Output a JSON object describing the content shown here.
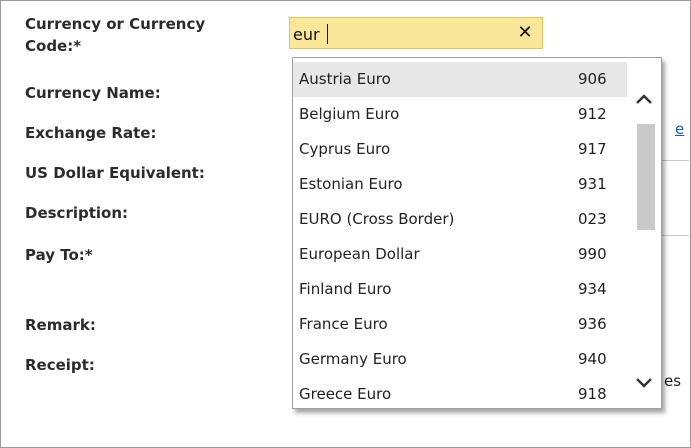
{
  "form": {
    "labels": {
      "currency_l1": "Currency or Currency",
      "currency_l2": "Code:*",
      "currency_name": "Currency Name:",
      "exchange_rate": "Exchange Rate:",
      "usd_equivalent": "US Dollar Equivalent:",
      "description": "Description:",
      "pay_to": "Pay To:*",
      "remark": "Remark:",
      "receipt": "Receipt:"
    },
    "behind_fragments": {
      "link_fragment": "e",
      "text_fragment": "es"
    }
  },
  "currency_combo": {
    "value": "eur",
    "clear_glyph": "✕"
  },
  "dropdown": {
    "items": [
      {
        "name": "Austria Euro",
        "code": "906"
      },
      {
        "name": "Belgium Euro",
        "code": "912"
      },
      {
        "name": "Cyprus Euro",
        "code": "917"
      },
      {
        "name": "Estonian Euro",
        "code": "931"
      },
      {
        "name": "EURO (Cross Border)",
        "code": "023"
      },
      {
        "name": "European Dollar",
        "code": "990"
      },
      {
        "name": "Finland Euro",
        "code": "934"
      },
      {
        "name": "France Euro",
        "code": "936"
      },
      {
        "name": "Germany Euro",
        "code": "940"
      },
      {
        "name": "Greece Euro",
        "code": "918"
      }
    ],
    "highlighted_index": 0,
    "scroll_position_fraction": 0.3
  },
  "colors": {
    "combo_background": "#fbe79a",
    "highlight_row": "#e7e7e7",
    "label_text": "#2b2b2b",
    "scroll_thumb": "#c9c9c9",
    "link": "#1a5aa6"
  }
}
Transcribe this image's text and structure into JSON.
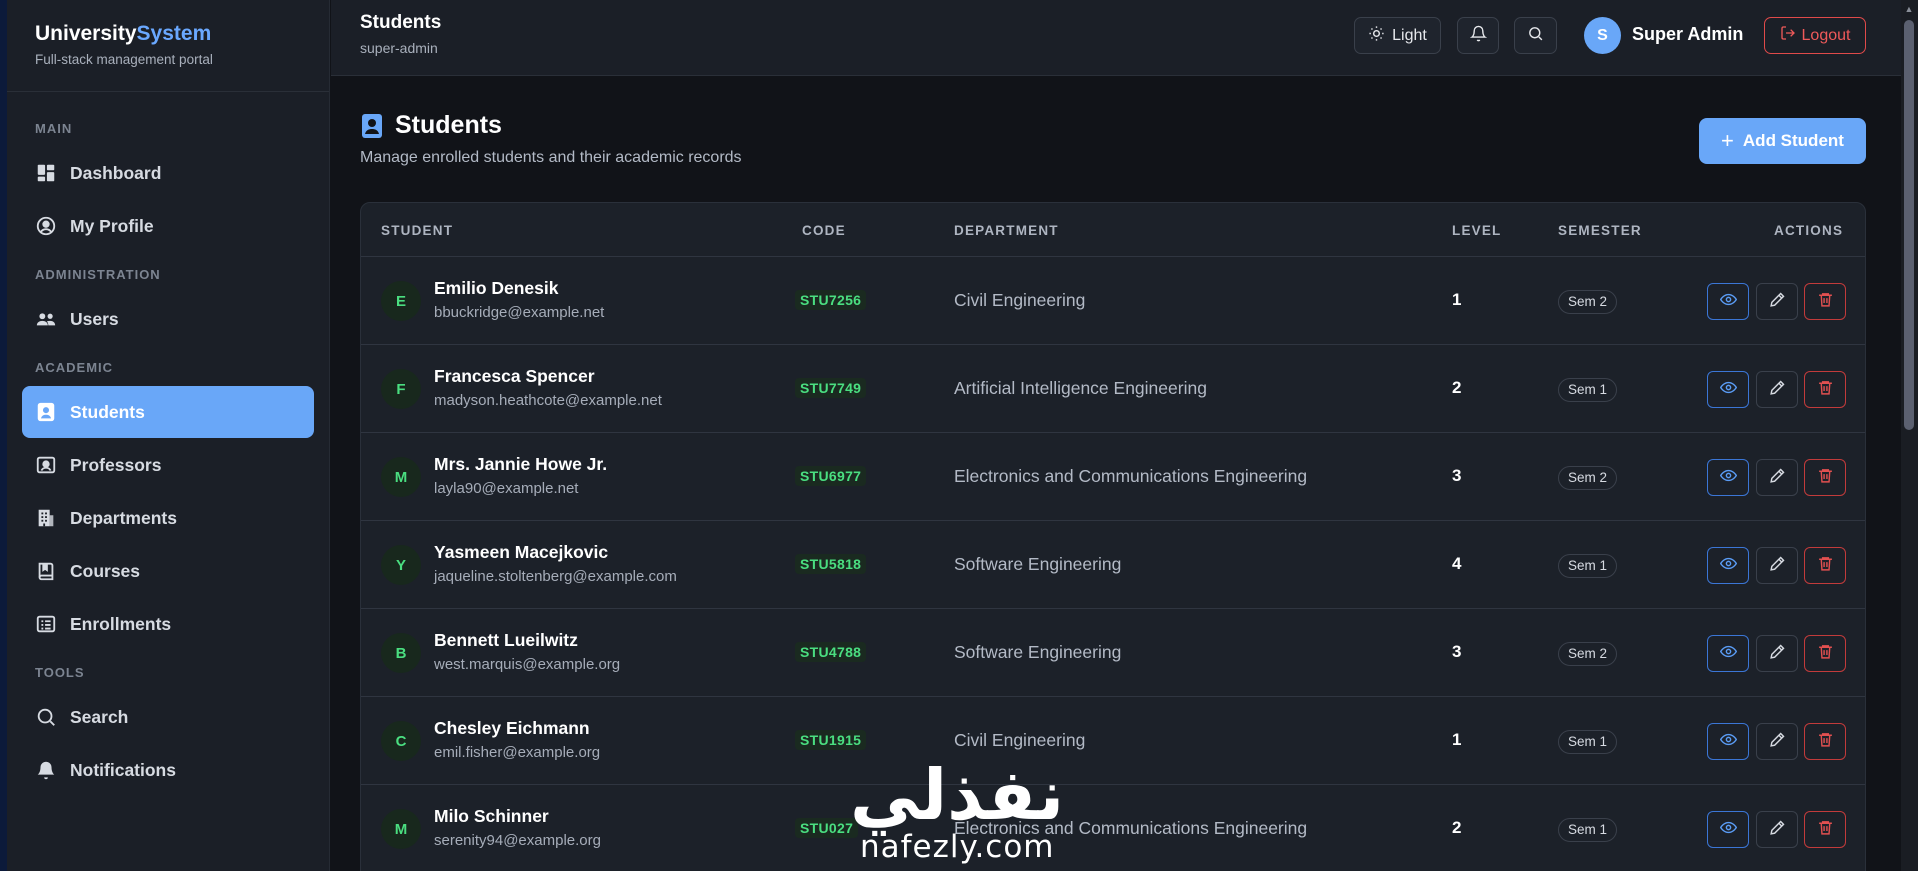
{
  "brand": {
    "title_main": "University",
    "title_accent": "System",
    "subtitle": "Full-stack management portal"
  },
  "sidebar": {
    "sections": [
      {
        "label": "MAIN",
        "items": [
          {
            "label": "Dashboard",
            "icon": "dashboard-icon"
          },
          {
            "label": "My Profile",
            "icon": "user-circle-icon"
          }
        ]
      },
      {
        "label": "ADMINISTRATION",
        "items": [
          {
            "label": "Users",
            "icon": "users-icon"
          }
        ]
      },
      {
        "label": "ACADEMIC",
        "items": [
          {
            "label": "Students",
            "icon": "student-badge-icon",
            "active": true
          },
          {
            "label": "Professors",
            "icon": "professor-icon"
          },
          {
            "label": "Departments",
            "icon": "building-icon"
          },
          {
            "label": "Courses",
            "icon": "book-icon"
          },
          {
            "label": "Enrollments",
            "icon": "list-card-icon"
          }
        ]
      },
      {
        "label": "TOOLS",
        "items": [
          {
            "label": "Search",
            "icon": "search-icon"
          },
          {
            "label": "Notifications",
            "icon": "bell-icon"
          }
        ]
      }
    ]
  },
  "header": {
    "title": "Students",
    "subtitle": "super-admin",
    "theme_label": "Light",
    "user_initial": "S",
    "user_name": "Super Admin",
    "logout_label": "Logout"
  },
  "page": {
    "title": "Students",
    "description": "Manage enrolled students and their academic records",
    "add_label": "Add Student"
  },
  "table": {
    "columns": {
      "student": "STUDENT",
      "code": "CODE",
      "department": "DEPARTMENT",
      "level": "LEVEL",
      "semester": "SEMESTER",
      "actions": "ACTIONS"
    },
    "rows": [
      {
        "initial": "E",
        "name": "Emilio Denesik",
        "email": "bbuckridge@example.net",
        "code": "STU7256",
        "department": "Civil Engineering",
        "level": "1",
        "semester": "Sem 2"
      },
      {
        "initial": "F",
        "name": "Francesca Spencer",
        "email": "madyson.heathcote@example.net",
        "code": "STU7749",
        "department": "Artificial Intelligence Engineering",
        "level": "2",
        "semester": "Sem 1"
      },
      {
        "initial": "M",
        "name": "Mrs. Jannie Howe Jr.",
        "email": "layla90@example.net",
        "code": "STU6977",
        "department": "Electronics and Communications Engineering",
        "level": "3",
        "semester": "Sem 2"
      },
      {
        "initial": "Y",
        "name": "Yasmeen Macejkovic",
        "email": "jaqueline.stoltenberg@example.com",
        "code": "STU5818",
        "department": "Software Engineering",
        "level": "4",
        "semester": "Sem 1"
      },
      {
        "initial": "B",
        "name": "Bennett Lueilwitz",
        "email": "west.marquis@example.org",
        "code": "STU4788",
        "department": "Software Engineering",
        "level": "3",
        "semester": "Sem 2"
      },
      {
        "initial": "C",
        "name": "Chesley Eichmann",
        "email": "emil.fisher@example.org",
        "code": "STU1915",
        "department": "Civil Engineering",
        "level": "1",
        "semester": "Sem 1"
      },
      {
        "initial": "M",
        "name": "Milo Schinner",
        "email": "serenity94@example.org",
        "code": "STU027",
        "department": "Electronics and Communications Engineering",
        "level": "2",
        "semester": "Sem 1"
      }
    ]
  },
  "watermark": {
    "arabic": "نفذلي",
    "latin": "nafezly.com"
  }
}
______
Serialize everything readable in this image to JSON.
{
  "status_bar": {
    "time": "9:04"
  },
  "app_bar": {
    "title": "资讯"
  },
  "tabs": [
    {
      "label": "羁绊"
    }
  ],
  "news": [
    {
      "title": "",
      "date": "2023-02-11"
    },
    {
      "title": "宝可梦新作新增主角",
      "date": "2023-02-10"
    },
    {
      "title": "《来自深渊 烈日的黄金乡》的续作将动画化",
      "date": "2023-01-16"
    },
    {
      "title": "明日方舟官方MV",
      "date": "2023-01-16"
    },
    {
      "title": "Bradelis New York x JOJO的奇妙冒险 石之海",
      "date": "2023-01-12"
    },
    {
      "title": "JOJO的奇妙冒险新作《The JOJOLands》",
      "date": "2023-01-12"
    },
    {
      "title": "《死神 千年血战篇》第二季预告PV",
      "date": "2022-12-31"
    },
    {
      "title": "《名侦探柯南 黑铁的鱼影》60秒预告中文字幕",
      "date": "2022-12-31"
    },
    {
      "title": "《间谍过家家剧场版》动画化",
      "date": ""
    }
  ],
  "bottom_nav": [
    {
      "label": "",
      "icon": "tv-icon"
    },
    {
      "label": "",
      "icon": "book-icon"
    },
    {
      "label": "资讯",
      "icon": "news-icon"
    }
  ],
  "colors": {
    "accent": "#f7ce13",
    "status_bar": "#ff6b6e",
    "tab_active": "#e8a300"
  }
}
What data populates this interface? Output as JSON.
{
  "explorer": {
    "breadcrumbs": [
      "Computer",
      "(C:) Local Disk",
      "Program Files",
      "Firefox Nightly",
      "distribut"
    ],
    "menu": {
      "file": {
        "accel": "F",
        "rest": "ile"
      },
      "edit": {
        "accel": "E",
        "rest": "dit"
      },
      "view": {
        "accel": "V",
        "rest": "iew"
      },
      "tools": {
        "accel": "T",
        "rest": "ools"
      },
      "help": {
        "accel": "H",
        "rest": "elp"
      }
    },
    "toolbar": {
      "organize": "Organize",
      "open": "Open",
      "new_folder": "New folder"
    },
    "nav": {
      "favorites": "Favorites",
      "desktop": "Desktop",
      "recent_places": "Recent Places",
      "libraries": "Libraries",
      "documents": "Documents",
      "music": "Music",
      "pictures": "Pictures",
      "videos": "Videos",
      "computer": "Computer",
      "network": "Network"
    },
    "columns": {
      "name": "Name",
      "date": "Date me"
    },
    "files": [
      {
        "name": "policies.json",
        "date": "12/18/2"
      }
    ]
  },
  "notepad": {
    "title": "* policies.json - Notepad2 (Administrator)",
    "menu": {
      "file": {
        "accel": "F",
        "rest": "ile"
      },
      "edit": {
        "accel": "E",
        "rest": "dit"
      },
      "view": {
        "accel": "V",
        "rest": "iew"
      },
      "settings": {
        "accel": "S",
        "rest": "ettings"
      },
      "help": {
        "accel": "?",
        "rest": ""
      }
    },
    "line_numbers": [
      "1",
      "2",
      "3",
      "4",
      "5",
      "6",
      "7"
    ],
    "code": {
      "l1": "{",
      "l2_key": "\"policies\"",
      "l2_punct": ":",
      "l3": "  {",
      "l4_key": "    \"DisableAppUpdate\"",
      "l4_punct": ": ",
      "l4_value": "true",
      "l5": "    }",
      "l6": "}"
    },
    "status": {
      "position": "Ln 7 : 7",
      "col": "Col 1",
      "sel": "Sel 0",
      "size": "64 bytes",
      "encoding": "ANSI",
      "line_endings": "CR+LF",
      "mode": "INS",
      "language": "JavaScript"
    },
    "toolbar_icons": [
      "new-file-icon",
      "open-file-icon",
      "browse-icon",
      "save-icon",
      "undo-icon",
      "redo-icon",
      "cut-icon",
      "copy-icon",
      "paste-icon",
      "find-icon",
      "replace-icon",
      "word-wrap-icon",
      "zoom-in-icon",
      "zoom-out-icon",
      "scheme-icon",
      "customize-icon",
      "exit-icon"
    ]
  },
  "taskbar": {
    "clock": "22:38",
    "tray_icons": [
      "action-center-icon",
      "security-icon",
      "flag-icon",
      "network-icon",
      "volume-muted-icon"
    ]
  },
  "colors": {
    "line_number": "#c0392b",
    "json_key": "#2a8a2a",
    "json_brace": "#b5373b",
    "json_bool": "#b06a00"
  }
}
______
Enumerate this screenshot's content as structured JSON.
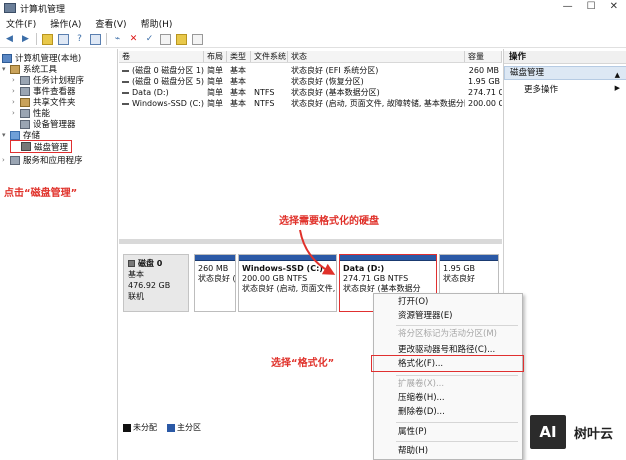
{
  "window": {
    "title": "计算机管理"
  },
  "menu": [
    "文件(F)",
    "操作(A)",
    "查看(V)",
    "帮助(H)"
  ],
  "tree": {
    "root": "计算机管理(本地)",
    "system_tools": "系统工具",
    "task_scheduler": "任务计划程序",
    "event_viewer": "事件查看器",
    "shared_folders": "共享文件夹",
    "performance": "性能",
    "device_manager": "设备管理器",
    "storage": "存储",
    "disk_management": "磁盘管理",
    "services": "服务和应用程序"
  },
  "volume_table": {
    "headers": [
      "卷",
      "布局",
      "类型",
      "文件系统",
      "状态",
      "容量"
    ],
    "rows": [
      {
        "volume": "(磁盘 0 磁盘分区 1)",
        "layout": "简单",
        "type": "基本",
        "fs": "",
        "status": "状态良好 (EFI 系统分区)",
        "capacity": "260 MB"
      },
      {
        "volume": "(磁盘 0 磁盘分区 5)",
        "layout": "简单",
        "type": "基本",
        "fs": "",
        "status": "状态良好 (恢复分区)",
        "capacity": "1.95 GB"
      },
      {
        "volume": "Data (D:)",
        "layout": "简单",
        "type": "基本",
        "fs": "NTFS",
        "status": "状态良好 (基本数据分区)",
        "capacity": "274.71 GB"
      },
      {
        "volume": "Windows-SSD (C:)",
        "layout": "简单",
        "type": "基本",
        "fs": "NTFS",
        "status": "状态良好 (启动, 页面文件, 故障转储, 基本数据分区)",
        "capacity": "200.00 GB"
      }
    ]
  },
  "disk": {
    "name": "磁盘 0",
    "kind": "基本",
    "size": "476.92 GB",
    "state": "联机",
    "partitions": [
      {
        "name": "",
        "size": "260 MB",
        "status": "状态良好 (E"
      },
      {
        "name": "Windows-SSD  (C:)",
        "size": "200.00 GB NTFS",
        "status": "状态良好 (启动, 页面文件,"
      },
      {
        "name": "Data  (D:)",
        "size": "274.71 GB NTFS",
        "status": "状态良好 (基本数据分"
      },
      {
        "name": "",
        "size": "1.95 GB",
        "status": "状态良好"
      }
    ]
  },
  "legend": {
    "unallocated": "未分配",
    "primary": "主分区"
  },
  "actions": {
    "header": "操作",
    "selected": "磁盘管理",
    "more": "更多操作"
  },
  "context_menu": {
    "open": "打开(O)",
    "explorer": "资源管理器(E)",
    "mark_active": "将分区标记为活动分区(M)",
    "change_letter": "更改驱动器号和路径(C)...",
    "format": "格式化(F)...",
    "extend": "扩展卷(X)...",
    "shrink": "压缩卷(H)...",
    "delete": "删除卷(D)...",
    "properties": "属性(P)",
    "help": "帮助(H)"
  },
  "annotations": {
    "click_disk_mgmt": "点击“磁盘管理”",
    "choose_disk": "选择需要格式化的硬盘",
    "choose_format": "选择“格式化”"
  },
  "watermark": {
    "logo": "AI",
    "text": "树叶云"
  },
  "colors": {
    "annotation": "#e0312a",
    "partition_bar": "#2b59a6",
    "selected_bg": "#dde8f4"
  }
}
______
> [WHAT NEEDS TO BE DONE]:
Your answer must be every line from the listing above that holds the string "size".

> [TASK RESPONSE]:
      "size": "64 bytes",
    "size": "476.92 GB",
        "size": "260 MB",
        "size": "200.00 GB NTFS",
        "size": "274.71 GB NTFS",
        "size": "1.95 GB",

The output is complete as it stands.